May 20, 2013
By Jacob Combs
Kevin Rudd, an Australian Labour party politician who led the country as prime minister from 2007 to 2010 announced his personal support for equal marriage rights today in a lengthly post published on his personal blog. The post, titled “Church and State are able to have different positions on same sex marriage,” represents a pronounced shift in Rudd’s policy position on marriage equality.
In 2009, Rudd’s Labour government rejected a proposal to allow same-sex couples to enter into civil unions, arguing that such a move would be tantamount to offering full marriage equality and inconsistent with the public’s view that marriage should be for opposite-sex couples only. Last September, Rudd voted against a marriage equality bill introduced by a member of his own party.
Debate on equal marriage rights for same-sex couples has raged in Australia since late 2011, when the Australian Labor Party (of which Rudd is a member) voted to amend its platform in support of marriage equality. Australia’s current Labour Prime Minister, Julia Gillard, is a personal opponent of equal marriage rights, and pushed after the platform change to allow marriage equality legislation to come up for a conscience vote, in which lawmakers could vote based on their personal beliefs rather than the party position. Last fall, a federal marriage bill failed in both the House of Representatives and the Senate, largely on the votes of Gillard’s supporters.
In his blog post, Rudd made clear that he does not plan to take any leadership position on marriage equality going forward. “My core interest,” he wrote, “is to be clear-cut about the change in my position locally on this highly controversial issue before the next election, so that my constituents are fully aware of my position when they next visit the ballot box. That, I believe, is the right thing to do.
Below is an excerpt from Rudd’s post, which can be read in full here:
“I have come to the conclusion that church and state can have different positions and practices on the question of same sex marriage.
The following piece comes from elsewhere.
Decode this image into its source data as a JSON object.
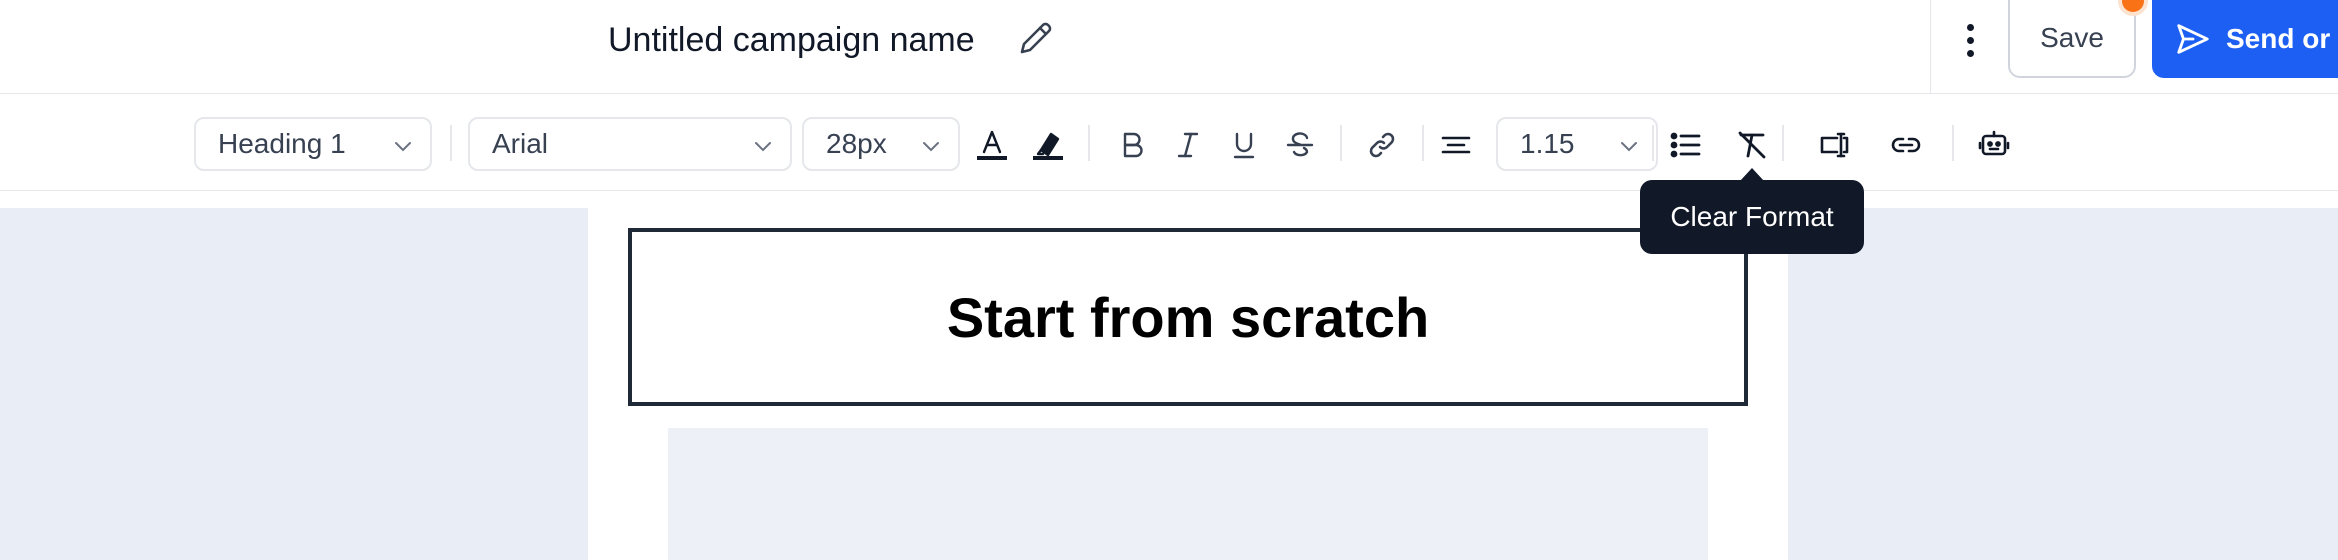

I believe the secular Australian state should be able to recognise same sex marriage. I also believe that this change should legally exempt religious institutions from any requirement to change their historic position and practice that marriage is exclusively between a man and a woman. For me, this change in position has come about as a result of a lot of reflection, over a long period of time, including conversations with good people grappling with deep questions of life, sexuality and faith.
“The Church must be free to perform marriages for Christian heterosexual couples without any threat of interference from the state. Just as the state should be free to perform marriage services for both heterosexual and same sex couples, and whether these couples are of a religious faith or no religious faith.
These issues properly remain matters of conscience for all members of the Parliament. Labor provides a conscience vote. The Liberals and the Nationals do not. They should. If they don’t, then we should consider a national referendum at an appropriate time, and which would also have the added advantage of bringing the Australian community along with us on an important social reform for the nation. And for the guys and girls, like the former staffer who came to see me recently in a state of genuine distress, we may just be able to provide a more dignified and non-discriminatory future for all.”